A domain name is the online name of a website or online service. It’s also known as the Internet address or URL. For example, Apple’s website address is www.apple.com. Apple created its own domain name, apple.com, when it launched its products on the market. By creating a website and email address, people can communicate with Apple via email and can purchase Apple merchandise.
A domain name is essential to the development of electronic communication. In the early 1990s, Paul Tuttle created a protocol that allowed computers to communicate with each other over the Internet. He called this protocol transmission control protocol and abbreviated it TCP/IP. To create a functioning network, developers needed a standard way to identify computer servers and contact each other. They also needed unique names to address messages; without names, messages would get lost in transit or never be received. Therefore, Paul Tully coined the phrase to ‘define something for something.’ He thought up the word domain name to describe this concept. The abbreviation was DNS-domain name service, which was soon shortened to just name server. Over time, computer users globally adopted this new terminology for accessing and maintaining computer networks worldwide.
Most domain names are single words or phrases that can be easily remembered by both humans and computers. However, some domain names include numbers or characters from other languages. These are called internationalized domain names orIDN. There are also hierarchical domain names that allow websites to have different sub-domains under one main domain name (for example, .gov). These are very popular in government institutions where thousands of employees need access to email accounts on their government servers under the main .gov domain name. For this reason, governments set up their own email servers so their employees can check their emails while on government business.
To register a new domain name, individuals must send an application along with acceptable payment methods to a designated entity called a registrar. The registrar then forwards the request to one of its accredited registrars-all of which compete for customers by offering lower prices or no cost options for registering new domain names. After receiving payment information from the applicant, the registrar creates a new account for the applicant with one of its responsible accredited registrars (such as Hostinger). Once both parties agree on terms and payment options, the new domain name becomes available for use by anyone in the world with Internet access.

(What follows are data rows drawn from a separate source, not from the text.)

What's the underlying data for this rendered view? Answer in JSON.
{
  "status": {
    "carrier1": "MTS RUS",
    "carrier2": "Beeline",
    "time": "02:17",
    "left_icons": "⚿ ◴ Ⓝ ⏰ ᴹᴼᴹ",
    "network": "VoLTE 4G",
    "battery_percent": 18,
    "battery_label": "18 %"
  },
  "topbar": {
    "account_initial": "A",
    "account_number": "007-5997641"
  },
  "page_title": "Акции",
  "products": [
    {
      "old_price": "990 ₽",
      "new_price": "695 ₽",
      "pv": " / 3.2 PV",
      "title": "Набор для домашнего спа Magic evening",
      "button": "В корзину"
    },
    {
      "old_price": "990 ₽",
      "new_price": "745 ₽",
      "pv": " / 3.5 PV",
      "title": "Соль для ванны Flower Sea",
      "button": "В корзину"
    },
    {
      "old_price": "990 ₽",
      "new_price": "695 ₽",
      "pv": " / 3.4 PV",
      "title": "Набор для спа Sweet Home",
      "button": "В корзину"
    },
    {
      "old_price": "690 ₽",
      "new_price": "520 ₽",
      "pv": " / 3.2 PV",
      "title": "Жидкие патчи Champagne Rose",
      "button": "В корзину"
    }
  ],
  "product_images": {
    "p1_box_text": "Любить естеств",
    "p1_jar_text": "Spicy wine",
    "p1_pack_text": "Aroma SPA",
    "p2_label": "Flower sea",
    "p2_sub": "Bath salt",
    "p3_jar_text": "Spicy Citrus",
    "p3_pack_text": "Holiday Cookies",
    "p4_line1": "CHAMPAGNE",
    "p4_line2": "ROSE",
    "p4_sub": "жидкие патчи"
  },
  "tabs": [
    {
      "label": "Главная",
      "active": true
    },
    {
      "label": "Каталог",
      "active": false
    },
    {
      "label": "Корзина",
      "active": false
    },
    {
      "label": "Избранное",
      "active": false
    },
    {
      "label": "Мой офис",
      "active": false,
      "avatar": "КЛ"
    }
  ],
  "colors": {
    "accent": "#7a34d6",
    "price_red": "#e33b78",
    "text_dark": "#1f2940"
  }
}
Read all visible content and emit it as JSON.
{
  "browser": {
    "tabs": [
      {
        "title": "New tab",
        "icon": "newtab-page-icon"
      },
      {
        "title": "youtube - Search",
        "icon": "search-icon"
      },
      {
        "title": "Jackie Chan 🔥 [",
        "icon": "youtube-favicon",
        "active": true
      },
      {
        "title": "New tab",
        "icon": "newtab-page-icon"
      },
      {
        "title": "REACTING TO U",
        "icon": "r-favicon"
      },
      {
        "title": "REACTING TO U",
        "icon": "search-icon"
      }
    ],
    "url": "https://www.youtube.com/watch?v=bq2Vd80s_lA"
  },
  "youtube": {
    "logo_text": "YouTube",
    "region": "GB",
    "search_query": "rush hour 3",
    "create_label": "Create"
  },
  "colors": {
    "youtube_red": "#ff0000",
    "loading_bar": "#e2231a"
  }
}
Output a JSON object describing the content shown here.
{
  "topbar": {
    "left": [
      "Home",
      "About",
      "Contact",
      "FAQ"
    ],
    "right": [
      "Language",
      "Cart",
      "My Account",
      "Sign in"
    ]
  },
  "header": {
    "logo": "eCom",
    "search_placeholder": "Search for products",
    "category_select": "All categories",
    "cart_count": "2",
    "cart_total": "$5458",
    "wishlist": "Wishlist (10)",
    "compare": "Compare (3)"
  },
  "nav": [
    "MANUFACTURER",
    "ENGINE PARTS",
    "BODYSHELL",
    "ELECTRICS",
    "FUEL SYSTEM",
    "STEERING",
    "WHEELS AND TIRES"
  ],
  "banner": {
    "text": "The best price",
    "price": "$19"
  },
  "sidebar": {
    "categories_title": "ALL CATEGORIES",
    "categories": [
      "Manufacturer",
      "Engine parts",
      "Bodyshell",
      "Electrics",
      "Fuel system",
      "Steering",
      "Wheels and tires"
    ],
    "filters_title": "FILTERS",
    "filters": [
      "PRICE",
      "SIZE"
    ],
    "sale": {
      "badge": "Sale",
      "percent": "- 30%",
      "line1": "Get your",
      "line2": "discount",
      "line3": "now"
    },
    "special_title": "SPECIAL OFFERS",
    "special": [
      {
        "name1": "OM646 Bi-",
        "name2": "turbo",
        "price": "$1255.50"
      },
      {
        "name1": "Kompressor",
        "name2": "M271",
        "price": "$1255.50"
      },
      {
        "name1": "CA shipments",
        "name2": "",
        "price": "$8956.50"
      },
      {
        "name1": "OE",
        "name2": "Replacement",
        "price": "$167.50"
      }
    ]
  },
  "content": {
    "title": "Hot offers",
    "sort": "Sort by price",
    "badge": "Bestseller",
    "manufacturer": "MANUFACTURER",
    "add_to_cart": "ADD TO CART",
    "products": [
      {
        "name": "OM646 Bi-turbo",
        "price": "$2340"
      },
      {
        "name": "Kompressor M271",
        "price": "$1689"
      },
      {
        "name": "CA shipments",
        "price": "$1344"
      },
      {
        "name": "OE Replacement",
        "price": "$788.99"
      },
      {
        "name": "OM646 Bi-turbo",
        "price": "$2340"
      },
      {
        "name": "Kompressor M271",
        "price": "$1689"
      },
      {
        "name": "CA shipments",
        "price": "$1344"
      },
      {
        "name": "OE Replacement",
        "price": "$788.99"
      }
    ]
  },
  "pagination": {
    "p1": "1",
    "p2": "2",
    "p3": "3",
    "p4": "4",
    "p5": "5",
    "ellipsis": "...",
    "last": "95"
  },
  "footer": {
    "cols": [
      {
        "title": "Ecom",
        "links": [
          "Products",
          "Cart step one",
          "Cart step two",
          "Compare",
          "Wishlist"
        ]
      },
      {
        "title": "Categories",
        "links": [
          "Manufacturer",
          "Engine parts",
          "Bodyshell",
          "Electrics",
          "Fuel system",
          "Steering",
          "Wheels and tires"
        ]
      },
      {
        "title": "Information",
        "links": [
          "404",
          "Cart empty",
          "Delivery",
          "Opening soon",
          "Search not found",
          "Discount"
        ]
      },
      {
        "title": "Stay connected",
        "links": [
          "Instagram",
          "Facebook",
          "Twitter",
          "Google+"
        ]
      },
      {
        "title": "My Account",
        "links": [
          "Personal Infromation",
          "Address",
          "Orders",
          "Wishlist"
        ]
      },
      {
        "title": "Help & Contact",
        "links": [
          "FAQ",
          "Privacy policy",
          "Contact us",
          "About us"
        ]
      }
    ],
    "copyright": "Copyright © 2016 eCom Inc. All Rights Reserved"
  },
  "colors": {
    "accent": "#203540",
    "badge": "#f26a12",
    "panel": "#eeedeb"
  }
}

As technology expands globally, people are able to access information instantly via various means-including email and websites. To access these services, people need unique web addresses that can be remembered easily by both humans and computers. To obtain these addresses, individuals must apply through designated entities such as ICANN (the Internet Corporation for Assigned Names and Numbers) or register their own names using a hosting company such as Hostinger.